*** Block opens ***
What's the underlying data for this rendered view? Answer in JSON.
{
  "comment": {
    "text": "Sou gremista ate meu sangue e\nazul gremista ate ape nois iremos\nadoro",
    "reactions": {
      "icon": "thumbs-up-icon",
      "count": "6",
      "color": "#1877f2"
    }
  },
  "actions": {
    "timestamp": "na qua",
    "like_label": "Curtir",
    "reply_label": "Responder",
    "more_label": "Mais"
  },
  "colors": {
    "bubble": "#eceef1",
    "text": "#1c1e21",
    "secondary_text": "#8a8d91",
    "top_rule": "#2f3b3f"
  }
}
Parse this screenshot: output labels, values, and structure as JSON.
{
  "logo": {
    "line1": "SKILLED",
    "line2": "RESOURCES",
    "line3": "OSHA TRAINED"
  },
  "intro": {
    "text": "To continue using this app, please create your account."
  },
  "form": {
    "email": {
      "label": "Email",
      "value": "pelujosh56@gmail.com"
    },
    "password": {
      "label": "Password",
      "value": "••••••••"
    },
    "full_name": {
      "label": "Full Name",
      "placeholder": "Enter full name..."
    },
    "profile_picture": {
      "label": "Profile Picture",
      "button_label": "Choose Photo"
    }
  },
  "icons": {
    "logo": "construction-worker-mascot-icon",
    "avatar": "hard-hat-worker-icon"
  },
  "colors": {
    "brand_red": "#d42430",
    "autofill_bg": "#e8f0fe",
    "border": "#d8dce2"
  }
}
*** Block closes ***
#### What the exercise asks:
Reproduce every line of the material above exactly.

#### Answer box:
What's the underlying data for this rendered view? Answer in JSON.
{
  "comment": {
    "text": "Sou gremista ate meu sangue e\nazul gremista ate ape nois iremos\nadoro",
    "reactions": {
      "icon": "thumbs-up-icon",
      "count": "6",
      "color": "#1877f2"
    }
  },
  "actions": {
    "timestamp": "na qua",
    "like_label": "Curtir",
    "reply_label": "Responder",
    "more_label": "Mais"
  },
  "colors": {
    "bubble": "#eceef1",
    "text": "#1c1e21",
    "secondary_text": "#8a8d91",
    "top_rule": "#2f3b3f"
  }
}
Parse this screenshot: output labels, values, and structure as JSON.
{
  "logo": {
    "line1": "SKILLED",
    "line2": "RESOURCES",
    "line3": "OSHA TRAINED"
  },
  "intro": {
    "text": "To continue using this app, please create your account."
  },
  "form": {
    "email": {
      "label": "Email",
      "value": "pelujosh56@gmail.com"
    },
    "password": {
      "label": "Password",
      "value": "••••••••"
    },
    "full_name": {
      "label": "Full Name",
      "placeholder": "Enter full name..."
    },
    "profile_picture": {
      "label": "Profile Picture",
      "button_label": "Choose Photo"
    }
  },
  "icons": {
    "logo": "construction-worker-mascot-icon",
    "avatar": "hard-hat-worker-icon"
  },
  "colors": {
    "brand_red": "#d42430",
    "autofill_bg": "#e8f0fe",
    "border": "#d8dce2"
  }
}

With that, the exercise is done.